He’s not wrong. The Last Dance screening at the Glasgow Royal Concert Hall will play to an audience ready to relive the experience of Runrig’s final gigs and, as a founding member, he is looking forward to the experience as much as the next fan.

“It’s been extremes,” he continues. “In some ways it’s like you’ve never been away because of this film project, we’ve been hands on throughout the year so it’s like you still haven’t exited the stage.

“That is good because it gives you time to come to terms with it, because on the night it was .. I’ve never experienced three hours pass so quickly. It was over in a flash.”

“It was a concert like nothing I’d ever experienced before, and we knew it was looming. But the final one was always going to be difficult and I remember approaching it and saying ‘you just really have to enjoy this’.

“I really tried hard to do that.

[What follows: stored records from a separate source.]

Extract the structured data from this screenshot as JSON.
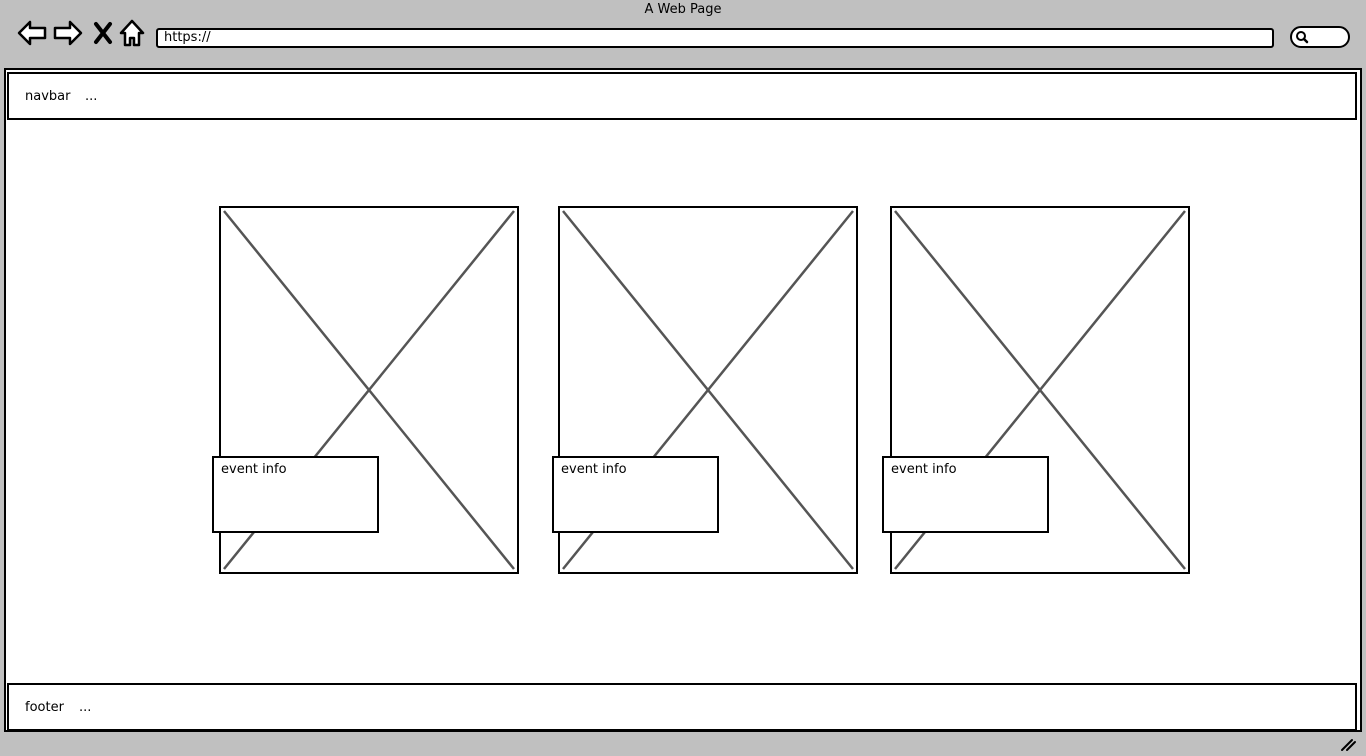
{
  "window": {
    "title": "A Web Page"
  },
  "toolbar": {
    "url": "https://"
  },
  "navbar": {
    "label": "navbar",
    "extra": "..."
  },
  "cards": [
    {
      "info_label": "event info"
    },
    {
      "info_label": "event info"
    },
    {
      "info_label": "event info"
    }
  ],
  "footer": {
    "label": "footer",
    "extra": "..."
  }
}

I kept saying, ‘this is the last time you will ever play this song ever, just go on the journey and take it on board’.”

The emotion on stage was clear, captured in the film being released on DVD on Friday, but he admitted he had one other issue to contend with – he had never before addressed a crowd in the four-and-a-half-decade history of the band.

“It’s very hard to articulate how you feel, you got very emotional,” he says. “I don’t normally talk on stage, but I did at the end. I knew that was going to come, so I had to focus, so that kept me in line. I can stand up in a room and talk no problem, but I’ve never done that in front of 25,000 people, and I was terrified.”

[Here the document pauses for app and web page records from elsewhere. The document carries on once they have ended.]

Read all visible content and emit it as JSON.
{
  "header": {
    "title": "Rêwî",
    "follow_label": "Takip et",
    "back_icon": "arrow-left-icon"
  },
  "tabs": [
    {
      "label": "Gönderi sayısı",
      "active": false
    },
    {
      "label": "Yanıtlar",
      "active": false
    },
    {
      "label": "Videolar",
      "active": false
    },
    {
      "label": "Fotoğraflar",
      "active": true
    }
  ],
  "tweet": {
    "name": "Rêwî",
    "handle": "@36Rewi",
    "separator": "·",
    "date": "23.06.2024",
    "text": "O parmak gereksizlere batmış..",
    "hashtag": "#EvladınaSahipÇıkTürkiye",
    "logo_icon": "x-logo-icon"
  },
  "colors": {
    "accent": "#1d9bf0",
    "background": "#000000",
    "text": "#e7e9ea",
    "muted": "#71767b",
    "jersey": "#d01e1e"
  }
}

Saturday’s show will feature the full three- hour set, minus just two tracks for production reasons, and the Q&A session. And he says they are looking forward to taking to the stage together once final time.

He says: “I never really thought the six of us would be getting on a stage together as quickly as we have, it will be fun. It’s one year on and it gives another chance for ourselves and the audience just to reflect and experience it again. Like Stirling was, it’s a celebration.

“We’ve always had this wonderful relationship with the audience, it’s so vital to have that two-way experience, and it was a celebration for them as much as anything else. I really hope that comes across.”

He knows fans may go through the emotional wringer again, but he hopes for the right reasons. “I’d ask them enjoy this again. I hope what we’ve done, not just here but for 45 years, has meant something to them.”

Runrig, The Last Dance Premiere Tour, begins on Saturday at Glasgow Royal Concert Hall